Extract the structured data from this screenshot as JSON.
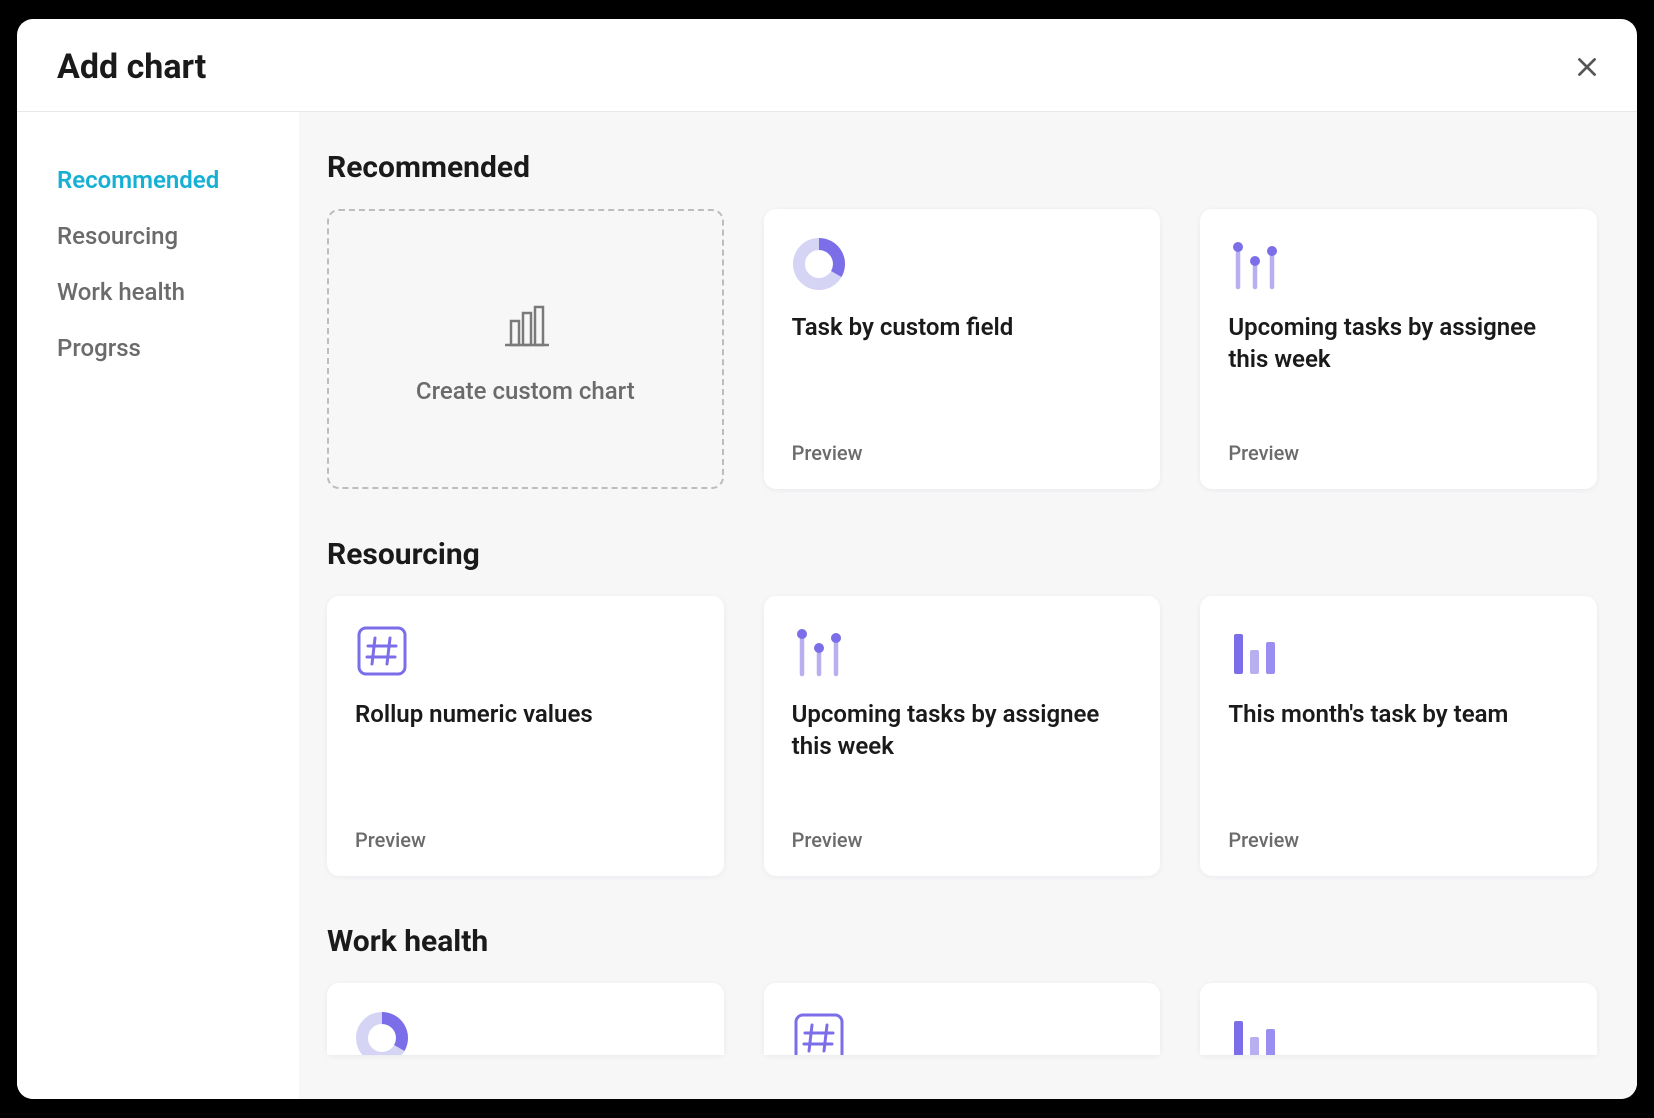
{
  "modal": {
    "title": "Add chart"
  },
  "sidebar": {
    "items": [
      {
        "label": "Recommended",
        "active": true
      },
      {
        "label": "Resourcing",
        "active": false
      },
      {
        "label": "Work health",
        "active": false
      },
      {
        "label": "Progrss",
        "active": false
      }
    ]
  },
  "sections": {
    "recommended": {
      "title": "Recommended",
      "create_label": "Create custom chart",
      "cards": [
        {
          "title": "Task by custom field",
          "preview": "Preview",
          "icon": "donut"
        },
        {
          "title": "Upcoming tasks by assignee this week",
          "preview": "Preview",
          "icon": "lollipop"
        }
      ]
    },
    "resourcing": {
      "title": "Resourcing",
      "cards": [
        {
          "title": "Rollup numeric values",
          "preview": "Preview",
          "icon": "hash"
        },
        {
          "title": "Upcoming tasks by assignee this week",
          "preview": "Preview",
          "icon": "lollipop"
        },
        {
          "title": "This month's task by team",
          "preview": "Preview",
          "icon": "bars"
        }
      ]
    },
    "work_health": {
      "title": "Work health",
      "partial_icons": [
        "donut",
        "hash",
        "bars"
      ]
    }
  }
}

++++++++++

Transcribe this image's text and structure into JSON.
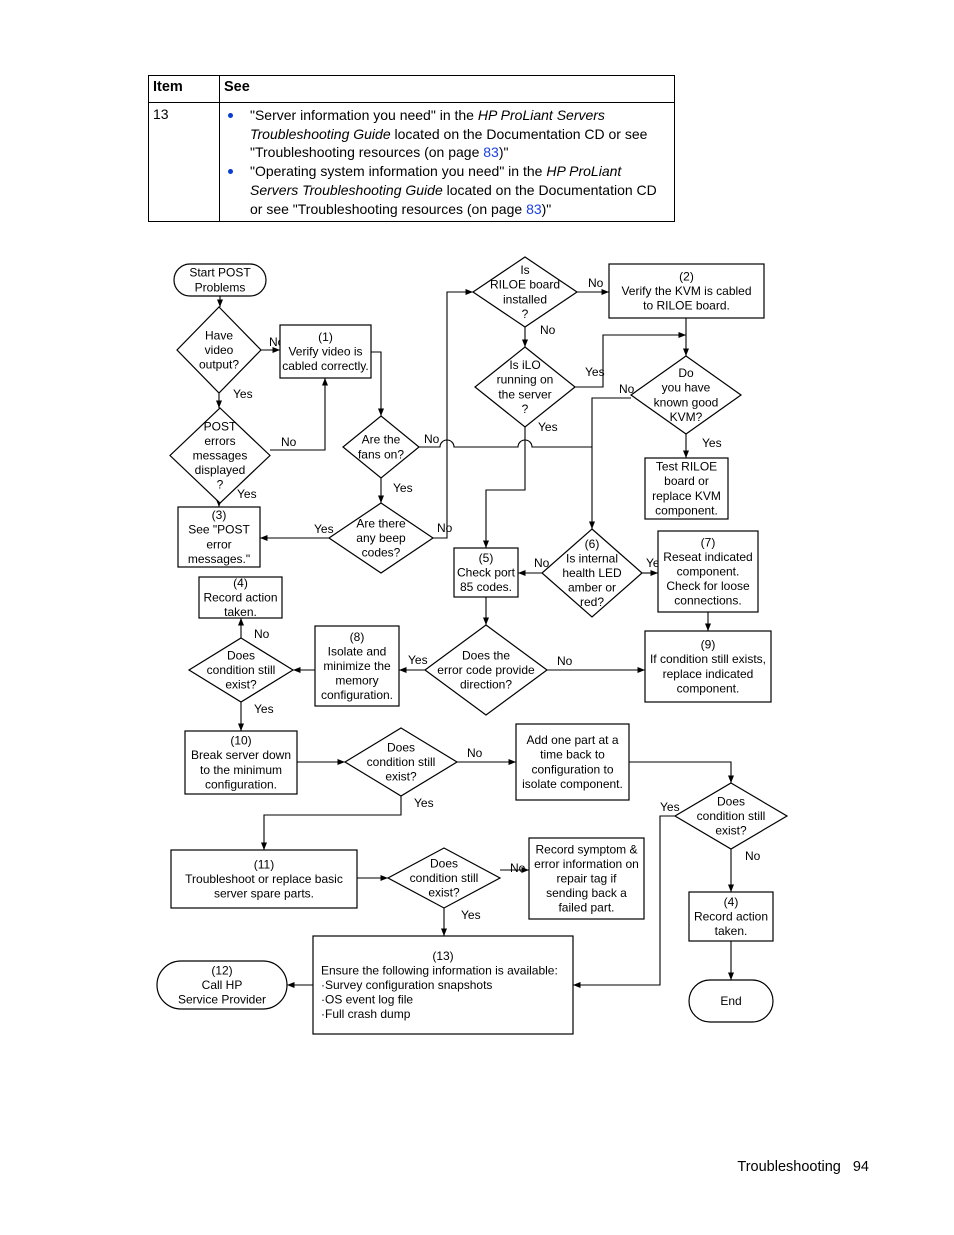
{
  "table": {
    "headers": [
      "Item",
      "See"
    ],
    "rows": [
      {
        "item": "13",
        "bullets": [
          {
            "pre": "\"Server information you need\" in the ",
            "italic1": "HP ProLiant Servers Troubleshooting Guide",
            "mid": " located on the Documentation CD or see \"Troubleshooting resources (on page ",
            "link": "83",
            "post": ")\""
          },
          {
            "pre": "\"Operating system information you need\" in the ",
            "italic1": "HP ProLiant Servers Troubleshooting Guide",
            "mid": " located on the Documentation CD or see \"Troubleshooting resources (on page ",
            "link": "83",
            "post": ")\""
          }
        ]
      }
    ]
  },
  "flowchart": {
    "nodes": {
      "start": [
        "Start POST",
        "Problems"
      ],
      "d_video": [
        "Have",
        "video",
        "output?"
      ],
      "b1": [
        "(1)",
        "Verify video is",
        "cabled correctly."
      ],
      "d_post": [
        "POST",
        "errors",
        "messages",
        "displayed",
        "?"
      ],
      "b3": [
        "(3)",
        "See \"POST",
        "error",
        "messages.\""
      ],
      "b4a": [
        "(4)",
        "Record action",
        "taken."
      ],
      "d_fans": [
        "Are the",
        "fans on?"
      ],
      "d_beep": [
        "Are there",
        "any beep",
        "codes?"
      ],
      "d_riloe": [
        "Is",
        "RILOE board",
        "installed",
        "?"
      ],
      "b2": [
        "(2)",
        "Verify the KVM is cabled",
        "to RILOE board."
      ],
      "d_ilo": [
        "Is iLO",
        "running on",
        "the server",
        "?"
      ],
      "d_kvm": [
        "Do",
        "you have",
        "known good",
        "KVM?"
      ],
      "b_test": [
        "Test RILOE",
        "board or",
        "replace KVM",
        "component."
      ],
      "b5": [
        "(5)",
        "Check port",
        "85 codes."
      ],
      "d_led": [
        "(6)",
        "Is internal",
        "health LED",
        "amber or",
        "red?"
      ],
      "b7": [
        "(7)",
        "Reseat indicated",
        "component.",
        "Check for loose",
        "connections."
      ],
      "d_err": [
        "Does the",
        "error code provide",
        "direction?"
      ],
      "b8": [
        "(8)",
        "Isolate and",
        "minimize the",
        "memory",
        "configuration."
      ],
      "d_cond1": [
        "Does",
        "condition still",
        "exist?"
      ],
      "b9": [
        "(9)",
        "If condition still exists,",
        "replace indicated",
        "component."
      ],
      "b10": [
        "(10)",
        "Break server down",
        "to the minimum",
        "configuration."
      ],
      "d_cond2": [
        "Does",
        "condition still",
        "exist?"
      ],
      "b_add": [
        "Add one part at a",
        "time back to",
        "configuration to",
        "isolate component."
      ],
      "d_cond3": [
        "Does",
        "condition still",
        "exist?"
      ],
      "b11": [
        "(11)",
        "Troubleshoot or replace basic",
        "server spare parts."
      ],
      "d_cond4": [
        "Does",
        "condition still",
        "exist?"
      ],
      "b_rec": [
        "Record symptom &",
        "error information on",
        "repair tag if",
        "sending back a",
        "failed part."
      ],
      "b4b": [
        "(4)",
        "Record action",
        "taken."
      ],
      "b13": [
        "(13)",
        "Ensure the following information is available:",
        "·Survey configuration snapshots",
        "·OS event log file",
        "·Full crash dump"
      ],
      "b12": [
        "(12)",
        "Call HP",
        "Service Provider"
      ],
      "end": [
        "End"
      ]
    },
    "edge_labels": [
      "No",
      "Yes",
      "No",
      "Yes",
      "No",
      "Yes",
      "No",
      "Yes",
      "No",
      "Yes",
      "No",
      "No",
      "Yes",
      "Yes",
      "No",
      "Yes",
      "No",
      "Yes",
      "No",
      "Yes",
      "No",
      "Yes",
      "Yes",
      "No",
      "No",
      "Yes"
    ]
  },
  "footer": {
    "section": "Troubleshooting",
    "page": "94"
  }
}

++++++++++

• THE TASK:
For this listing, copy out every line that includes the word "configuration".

• WRITTEN ANSWER:
        "configuration."
        "configuration."
        "configuration to",
        "·Survey configuration snapshots",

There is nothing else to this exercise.